Your answer should consist of each line from the data below that contains "Separation".
Records for this task START
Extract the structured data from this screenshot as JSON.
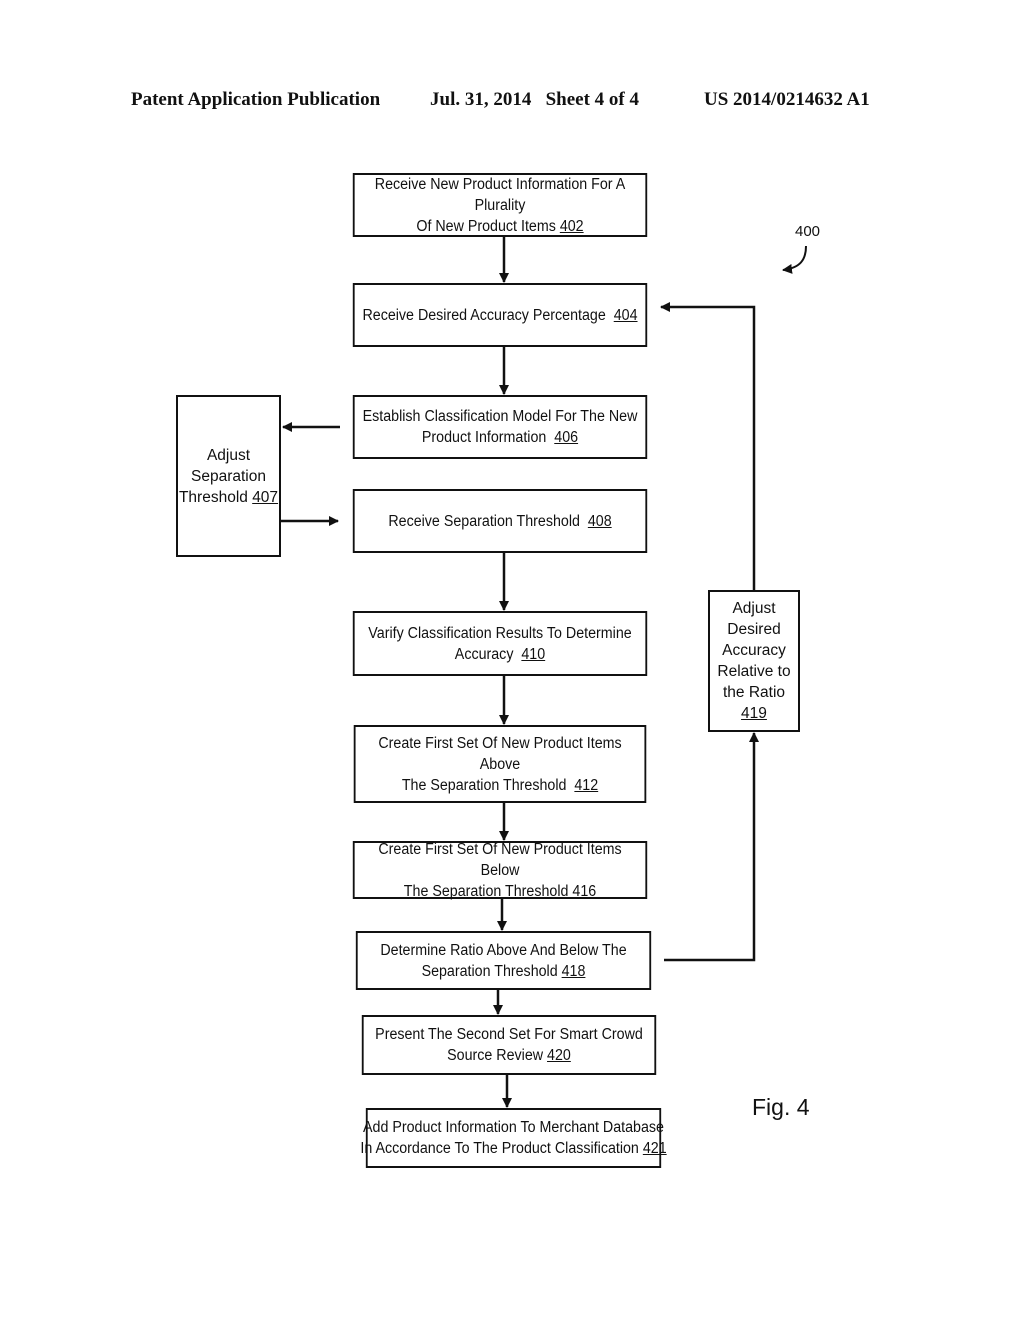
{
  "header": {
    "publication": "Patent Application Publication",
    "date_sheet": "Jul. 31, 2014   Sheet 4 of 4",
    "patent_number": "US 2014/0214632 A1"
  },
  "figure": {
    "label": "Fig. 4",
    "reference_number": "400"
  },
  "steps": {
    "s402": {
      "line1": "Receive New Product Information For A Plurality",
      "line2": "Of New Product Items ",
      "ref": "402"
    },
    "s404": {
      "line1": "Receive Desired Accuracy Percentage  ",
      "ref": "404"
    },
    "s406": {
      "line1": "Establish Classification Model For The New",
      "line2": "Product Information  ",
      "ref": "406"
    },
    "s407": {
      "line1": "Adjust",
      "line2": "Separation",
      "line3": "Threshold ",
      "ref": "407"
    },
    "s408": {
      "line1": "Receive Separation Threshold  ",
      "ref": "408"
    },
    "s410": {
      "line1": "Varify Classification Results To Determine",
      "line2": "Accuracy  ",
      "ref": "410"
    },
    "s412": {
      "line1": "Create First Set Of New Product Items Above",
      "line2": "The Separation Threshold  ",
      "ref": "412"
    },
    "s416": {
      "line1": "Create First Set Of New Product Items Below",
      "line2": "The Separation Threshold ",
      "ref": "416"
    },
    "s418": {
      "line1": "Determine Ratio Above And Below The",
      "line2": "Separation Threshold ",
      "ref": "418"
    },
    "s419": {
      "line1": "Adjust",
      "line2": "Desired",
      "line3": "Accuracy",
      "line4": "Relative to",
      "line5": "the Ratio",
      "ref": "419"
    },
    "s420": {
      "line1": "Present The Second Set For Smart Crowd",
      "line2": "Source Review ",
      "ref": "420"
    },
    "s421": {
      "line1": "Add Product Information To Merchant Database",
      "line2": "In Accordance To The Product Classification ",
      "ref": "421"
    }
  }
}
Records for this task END
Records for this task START
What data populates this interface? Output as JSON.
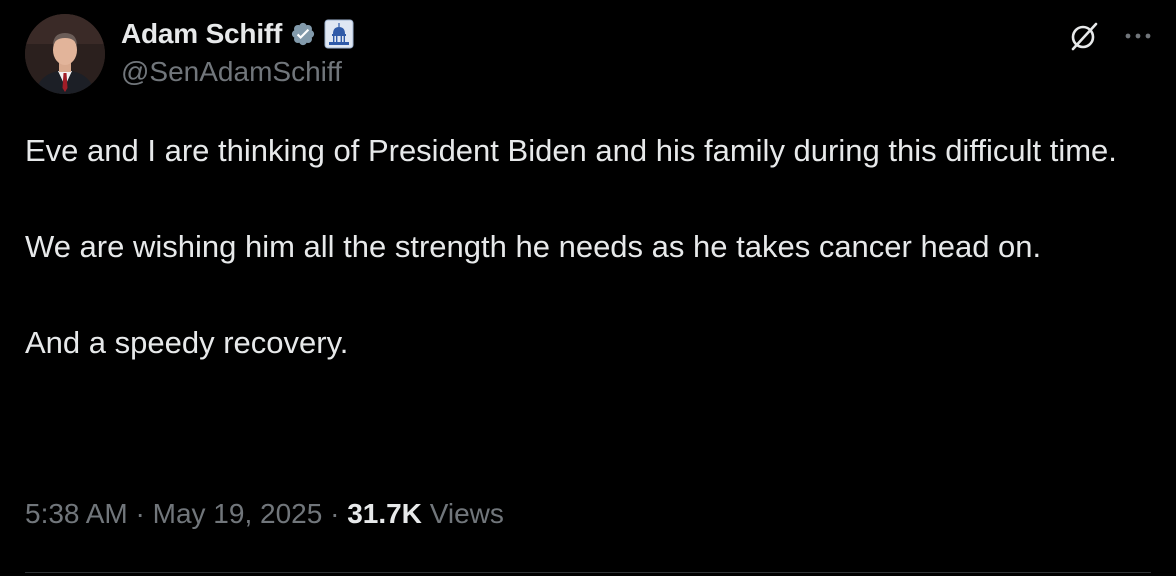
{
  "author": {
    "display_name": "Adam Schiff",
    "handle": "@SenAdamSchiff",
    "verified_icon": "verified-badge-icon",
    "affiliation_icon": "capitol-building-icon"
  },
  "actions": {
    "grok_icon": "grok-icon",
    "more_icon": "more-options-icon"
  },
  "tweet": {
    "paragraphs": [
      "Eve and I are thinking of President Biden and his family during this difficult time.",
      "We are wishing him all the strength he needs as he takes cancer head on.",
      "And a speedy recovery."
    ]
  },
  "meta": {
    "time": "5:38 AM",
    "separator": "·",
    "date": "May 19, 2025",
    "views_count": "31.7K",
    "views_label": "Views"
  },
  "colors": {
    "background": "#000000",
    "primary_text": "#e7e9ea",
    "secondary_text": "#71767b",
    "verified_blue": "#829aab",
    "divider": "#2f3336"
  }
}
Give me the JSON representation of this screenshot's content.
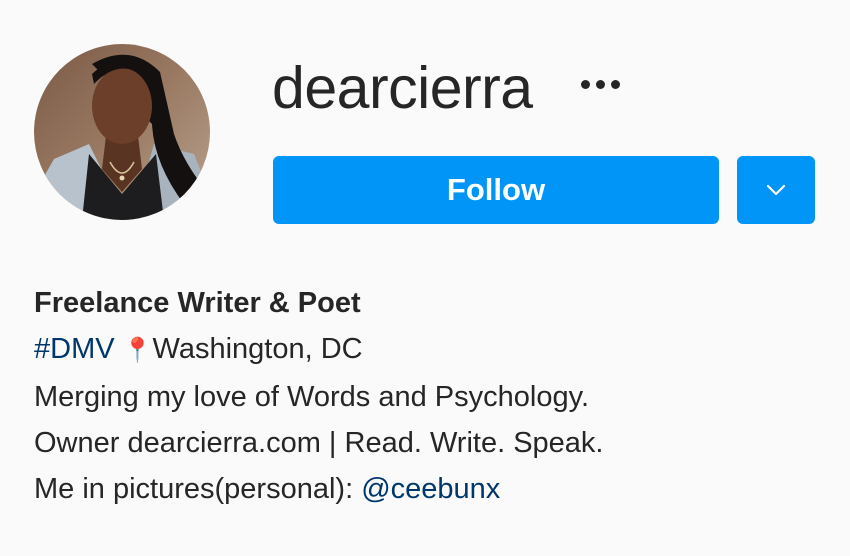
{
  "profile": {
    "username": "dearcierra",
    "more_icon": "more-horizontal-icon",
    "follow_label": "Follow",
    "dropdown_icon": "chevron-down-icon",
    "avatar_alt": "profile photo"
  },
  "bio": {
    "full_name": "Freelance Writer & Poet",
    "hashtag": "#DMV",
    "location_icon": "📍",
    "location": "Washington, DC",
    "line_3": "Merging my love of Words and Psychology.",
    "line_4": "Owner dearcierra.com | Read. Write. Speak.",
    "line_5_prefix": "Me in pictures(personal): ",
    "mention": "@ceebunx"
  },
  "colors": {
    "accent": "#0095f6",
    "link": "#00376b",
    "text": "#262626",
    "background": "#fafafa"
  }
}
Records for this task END
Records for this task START
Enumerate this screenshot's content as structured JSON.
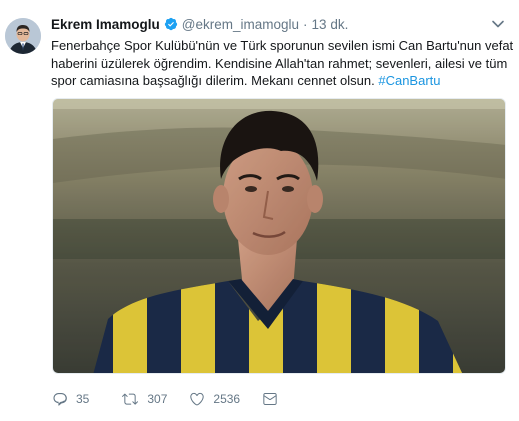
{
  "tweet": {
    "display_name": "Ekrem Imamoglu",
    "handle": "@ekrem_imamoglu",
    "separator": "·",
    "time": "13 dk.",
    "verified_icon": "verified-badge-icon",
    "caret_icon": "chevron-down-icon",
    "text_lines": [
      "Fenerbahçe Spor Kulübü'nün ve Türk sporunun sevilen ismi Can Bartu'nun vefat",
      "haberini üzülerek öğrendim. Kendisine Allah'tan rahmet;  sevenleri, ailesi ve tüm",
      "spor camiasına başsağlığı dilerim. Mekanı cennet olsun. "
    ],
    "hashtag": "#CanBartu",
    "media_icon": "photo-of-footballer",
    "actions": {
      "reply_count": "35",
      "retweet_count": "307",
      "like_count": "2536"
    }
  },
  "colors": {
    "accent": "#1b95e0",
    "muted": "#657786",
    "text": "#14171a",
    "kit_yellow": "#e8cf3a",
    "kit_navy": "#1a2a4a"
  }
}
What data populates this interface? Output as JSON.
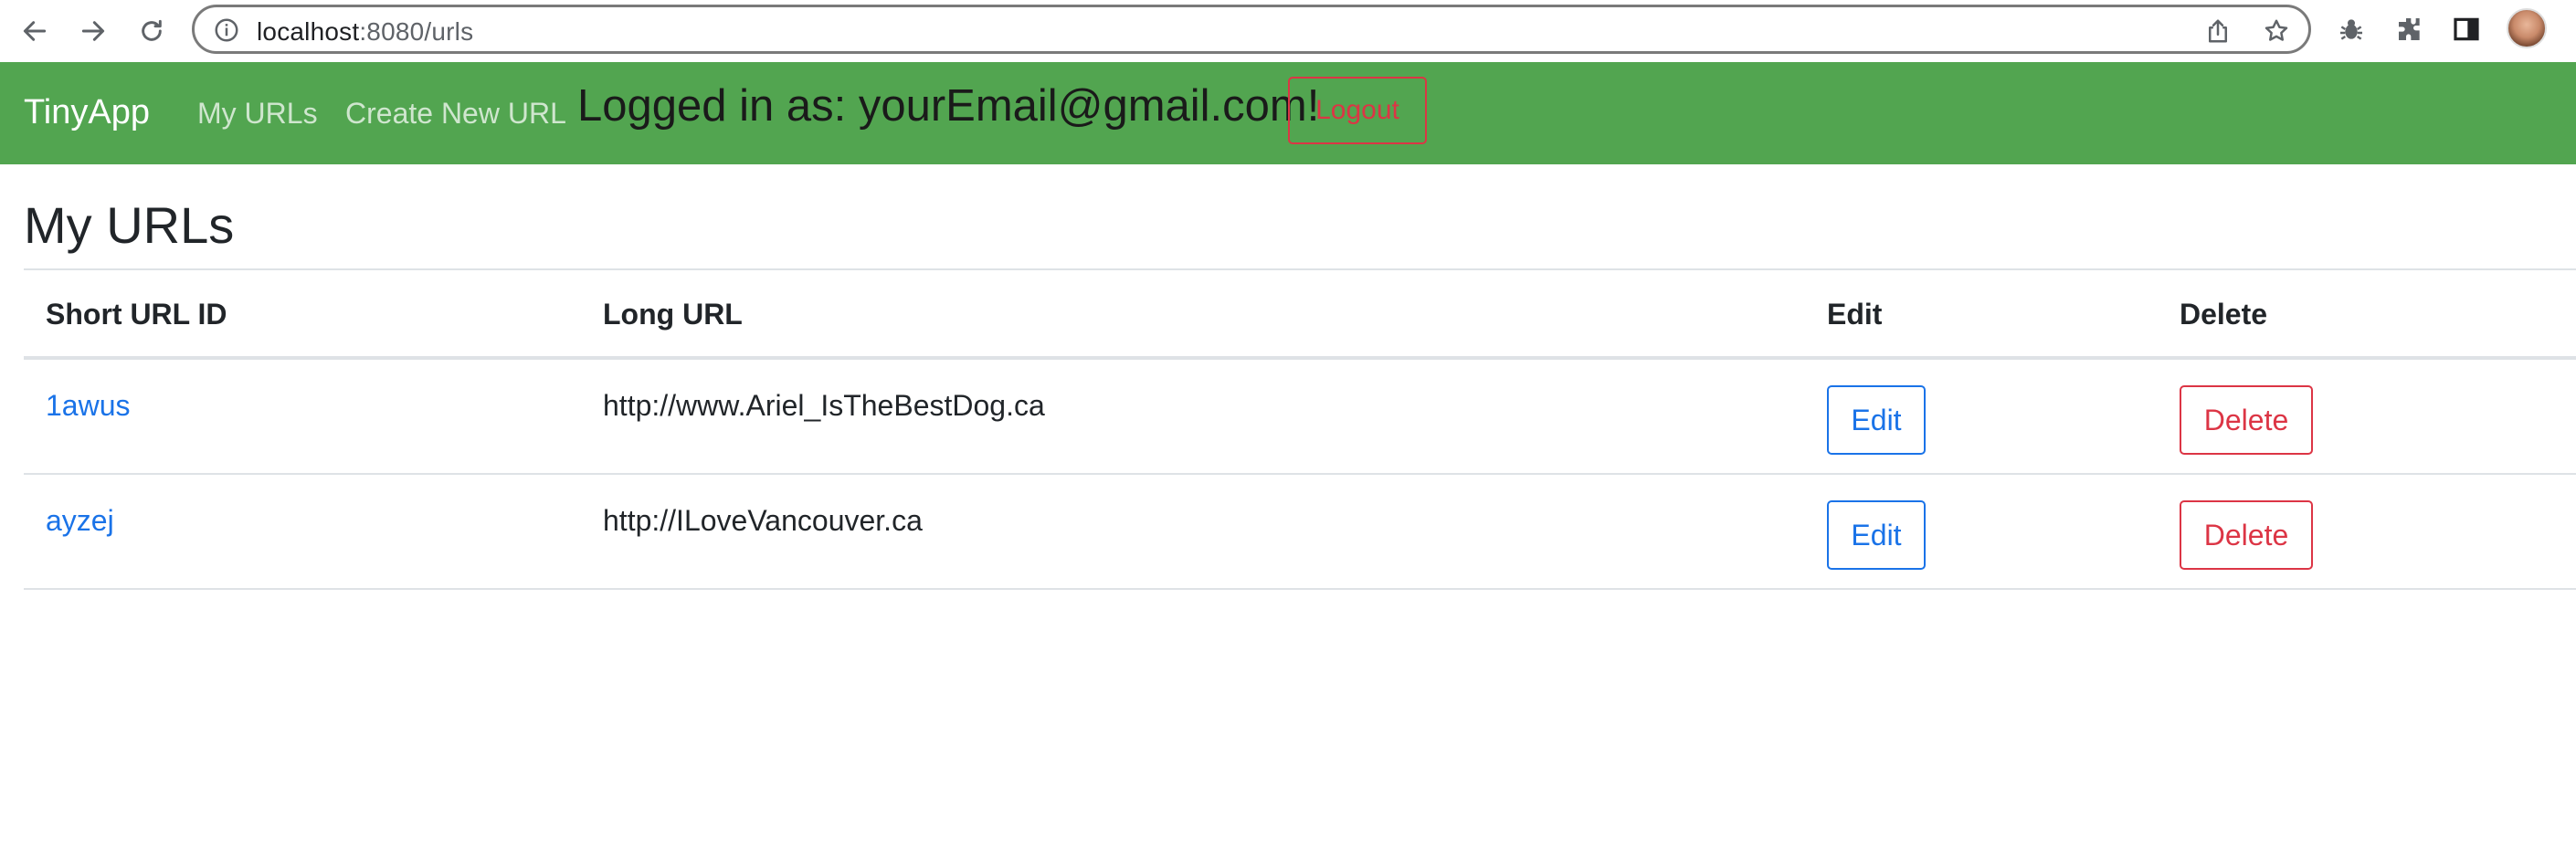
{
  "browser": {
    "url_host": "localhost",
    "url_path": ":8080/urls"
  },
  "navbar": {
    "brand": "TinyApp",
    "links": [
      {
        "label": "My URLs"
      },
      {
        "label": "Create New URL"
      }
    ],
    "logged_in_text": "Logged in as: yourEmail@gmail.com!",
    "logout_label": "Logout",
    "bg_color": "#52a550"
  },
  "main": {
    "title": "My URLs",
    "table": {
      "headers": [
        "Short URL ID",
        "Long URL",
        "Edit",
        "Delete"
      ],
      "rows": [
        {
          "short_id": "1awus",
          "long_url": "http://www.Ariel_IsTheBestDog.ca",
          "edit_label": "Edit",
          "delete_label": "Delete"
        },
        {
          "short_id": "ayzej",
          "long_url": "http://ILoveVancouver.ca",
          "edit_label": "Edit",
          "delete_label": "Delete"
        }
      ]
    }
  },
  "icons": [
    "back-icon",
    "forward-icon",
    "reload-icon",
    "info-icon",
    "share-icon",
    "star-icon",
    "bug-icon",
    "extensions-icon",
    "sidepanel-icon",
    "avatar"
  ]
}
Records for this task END
> [Written solution]
      "line2": "Separation",
      "line1": "Receive Separation Threshold  ",
      "line2": "The Separation Threshold  ",
      "line2": "The Separation Threshold ",
      "line2": "Separation Threshold ",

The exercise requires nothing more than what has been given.